In fact, the site has been so popular that it crashed (no, this was not the handiwork of roaming hackers). The site will likely be down for several days. In the meantime, consumers can download the software program TaxCut instead.
In all, the company expects to handled 650,000 returns over the Net for this year's tax season. The company's tremendous brand and big list of happy customers makes the online venture a slam dunk. H&R Block has 10,000 offices around the globe and served 18.9 million customers in 1999 -- making it the world's biggest tax preparer.
The fact is, though, that much of the company's business will come from people walking into the myriad of physical storefronts across America. If anything, H&R Block's foray onto the Net is a necessity. It is something that Wall Street expects. It will likely result in some incremental efficiencies and perhaps more revenues -- but certainly not enough to substantially jump-start the growth-rate of the company.
What's more, H&R Block is facing much competition. One of the fiercest is Quicken, which owns the popular TurboTax. There are also several companies offering free online tax services, like FreeTaxPrep.com.

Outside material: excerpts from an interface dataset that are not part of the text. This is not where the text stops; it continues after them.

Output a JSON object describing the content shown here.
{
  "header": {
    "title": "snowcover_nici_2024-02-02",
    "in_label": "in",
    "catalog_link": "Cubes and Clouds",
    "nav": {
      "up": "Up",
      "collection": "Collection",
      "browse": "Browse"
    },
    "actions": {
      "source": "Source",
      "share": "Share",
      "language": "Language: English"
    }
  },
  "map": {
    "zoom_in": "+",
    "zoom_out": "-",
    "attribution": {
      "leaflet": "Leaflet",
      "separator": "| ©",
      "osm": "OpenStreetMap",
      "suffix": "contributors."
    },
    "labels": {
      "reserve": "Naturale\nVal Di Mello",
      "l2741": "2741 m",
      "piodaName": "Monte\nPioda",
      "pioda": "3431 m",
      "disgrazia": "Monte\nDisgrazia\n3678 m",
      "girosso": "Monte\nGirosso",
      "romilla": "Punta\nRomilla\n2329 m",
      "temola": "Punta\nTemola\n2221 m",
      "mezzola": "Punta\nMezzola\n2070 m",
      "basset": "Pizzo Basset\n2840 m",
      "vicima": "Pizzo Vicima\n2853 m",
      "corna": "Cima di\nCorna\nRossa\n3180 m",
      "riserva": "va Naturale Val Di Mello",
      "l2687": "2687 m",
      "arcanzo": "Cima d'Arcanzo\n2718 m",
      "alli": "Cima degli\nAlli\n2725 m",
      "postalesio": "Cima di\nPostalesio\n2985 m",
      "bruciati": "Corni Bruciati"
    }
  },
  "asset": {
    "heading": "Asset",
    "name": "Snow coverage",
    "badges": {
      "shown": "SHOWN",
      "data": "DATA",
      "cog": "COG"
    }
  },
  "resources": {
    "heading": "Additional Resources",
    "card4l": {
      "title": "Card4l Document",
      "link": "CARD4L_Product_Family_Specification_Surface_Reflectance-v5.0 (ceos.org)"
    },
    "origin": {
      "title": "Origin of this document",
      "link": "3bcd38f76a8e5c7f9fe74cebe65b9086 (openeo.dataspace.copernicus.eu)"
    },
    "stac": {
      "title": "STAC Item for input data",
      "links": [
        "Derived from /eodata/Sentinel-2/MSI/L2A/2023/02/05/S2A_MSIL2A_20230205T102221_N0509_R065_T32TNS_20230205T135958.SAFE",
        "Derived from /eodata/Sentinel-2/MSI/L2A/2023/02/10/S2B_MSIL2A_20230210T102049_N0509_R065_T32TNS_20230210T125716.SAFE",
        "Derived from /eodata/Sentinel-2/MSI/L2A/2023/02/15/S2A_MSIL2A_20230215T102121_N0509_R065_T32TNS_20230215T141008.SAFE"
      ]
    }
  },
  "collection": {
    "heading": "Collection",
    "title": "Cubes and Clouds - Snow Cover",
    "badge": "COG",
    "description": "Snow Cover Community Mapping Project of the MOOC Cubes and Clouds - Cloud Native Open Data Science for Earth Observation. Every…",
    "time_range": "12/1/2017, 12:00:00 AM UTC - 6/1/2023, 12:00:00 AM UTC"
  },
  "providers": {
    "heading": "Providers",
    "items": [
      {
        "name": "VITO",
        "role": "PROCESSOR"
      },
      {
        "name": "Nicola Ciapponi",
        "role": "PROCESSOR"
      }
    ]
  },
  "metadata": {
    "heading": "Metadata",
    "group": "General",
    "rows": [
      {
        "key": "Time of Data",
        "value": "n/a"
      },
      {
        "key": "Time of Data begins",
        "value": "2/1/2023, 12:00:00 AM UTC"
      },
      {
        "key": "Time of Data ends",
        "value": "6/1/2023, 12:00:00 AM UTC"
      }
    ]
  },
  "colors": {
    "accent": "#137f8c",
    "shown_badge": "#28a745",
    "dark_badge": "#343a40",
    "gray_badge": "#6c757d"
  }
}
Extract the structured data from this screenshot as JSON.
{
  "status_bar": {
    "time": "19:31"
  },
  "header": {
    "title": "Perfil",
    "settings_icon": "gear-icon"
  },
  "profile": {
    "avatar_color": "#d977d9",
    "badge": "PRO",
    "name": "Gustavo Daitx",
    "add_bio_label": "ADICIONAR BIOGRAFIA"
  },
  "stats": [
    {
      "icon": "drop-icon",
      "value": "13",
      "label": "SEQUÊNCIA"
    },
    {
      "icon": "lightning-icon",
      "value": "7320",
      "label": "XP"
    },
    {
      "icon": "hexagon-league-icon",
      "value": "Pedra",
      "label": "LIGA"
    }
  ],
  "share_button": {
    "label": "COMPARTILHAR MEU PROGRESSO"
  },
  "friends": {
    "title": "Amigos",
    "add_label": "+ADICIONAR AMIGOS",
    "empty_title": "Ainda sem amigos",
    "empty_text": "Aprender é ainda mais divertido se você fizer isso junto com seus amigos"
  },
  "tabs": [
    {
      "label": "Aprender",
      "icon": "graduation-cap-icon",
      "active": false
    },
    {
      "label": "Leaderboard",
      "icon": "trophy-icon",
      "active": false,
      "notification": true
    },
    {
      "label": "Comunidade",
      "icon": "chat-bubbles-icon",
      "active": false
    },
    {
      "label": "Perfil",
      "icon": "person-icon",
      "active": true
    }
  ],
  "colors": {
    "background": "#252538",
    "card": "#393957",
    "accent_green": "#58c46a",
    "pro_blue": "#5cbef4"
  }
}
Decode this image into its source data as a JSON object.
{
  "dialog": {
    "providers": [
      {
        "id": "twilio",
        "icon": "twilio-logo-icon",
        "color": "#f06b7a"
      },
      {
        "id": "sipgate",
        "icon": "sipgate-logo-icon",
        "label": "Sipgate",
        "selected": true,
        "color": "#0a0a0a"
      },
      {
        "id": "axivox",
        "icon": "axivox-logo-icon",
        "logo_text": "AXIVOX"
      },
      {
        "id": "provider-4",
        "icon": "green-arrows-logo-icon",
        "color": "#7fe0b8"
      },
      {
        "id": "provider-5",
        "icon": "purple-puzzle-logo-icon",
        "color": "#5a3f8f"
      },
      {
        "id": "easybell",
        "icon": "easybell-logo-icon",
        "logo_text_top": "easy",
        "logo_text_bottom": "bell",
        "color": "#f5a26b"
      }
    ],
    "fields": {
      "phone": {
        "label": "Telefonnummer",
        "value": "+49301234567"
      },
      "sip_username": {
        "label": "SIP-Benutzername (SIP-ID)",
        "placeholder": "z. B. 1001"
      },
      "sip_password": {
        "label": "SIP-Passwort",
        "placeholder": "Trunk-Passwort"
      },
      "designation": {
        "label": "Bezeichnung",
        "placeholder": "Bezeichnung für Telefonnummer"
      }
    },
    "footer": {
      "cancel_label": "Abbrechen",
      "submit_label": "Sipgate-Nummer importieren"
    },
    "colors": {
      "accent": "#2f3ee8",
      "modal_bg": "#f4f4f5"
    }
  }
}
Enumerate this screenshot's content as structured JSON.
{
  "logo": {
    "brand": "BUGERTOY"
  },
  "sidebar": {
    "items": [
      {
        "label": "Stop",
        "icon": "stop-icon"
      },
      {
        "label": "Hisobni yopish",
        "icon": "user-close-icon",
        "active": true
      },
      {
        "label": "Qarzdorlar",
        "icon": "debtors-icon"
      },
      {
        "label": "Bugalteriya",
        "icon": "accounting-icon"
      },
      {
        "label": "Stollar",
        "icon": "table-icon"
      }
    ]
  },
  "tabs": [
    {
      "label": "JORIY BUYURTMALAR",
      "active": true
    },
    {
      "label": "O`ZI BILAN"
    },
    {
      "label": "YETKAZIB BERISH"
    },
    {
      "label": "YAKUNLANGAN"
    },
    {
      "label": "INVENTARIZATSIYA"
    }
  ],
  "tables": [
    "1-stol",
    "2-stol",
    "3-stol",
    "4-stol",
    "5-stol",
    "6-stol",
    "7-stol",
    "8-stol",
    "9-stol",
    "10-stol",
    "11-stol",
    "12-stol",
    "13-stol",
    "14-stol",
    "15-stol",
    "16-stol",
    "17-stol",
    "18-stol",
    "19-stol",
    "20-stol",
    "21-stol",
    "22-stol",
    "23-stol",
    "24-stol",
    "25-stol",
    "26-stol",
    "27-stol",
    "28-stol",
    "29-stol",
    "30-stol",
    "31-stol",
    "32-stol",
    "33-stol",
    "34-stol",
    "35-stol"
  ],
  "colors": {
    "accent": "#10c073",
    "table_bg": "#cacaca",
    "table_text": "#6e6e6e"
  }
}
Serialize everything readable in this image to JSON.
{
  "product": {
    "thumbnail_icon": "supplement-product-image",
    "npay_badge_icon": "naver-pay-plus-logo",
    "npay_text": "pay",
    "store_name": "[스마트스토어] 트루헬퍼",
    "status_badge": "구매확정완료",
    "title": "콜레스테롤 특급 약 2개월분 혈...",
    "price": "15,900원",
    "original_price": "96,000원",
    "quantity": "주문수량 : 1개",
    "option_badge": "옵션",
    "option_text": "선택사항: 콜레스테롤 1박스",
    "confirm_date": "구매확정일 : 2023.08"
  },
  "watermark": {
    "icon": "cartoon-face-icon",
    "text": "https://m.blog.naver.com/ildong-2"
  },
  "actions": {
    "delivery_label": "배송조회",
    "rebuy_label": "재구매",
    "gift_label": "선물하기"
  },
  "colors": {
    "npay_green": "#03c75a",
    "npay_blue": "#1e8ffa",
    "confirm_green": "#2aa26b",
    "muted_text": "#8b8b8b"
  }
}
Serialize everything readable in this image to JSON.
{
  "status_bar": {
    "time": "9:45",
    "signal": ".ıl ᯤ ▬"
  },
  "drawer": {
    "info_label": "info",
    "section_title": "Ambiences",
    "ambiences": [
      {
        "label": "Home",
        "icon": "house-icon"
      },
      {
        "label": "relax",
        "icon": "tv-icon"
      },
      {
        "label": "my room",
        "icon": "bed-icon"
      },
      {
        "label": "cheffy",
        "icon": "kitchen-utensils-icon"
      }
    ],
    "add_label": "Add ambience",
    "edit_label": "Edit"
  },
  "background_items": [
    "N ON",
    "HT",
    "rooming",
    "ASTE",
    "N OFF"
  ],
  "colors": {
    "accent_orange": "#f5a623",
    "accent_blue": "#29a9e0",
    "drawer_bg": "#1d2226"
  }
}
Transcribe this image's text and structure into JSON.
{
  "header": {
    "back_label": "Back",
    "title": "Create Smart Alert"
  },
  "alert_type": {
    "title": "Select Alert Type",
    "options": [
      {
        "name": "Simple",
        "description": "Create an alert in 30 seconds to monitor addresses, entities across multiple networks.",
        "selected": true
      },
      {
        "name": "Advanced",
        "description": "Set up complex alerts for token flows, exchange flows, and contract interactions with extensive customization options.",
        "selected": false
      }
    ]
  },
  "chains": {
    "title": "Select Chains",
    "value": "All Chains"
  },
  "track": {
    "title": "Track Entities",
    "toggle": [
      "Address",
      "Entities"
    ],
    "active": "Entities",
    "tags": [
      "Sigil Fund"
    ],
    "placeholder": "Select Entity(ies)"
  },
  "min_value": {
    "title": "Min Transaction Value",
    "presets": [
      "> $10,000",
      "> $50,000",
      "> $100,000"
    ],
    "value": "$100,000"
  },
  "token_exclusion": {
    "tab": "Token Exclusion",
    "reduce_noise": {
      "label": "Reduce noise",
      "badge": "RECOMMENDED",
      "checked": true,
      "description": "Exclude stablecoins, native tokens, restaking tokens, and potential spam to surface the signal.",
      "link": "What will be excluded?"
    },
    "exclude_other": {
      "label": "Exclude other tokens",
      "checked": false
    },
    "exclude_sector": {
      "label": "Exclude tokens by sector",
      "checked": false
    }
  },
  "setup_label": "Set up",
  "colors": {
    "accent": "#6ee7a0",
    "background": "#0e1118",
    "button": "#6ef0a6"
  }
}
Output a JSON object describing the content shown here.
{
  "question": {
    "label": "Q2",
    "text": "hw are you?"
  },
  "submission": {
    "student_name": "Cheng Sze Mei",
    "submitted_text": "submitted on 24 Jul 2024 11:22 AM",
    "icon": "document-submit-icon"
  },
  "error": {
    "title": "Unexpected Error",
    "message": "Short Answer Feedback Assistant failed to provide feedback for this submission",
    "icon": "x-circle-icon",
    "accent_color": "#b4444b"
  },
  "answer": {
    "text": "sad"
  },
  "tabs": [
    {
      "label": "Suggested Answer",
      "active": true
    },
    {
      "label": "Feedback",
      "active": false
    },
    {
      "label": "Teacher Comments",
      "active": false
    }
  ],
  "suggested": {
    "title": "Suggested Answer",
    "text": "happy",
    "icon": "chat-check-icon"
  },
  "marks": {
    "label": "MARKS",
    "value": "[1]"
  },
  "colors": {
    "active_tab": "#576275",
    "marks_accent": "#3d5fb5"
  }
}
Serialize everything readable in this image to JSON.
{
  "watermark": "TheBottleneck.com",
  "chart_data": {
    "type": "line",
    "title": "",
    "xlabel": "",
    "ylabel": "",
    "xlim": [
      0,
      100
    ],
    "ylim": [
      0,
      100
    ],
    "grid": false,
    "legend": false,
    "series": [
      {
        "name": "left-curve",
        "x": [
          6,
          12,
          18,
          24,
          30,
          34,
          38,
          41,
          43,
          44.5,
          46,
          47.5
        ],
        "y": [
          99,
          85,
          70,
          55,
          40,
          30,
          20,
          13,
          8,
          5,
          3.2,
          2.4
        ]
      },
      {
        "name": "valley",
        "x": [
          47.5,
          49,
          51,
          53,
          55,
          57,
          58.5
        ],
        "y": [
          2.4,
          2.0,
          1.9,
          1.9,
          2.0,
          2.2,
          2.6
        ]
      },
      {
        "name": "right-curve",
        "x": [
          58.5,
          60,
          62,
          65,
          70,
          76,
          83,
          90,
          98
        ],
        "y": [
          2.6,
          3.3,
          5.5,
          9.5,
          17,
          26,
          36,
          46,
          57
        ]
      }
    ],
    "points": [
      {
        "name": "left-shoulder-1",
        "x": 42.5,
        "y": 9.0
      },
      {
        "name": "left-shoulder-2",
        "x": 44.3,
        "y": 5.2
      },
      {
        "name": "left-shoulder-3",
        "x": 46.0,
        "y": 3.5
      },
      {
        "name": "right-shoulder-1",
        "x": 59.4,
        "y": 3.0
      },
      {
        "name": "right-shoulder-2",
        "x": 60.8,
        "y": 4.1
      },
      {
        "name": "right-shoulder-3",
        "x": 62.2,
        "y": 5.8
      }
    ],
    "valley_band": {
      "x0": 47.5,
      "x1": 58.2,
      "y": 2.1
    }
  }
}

No doubt, the H&R Block Web site is great. For the most part, it provides the platform for most people to carry-out their financial needs. Unfortunately, it will likely not be enough to give much juice to the stock.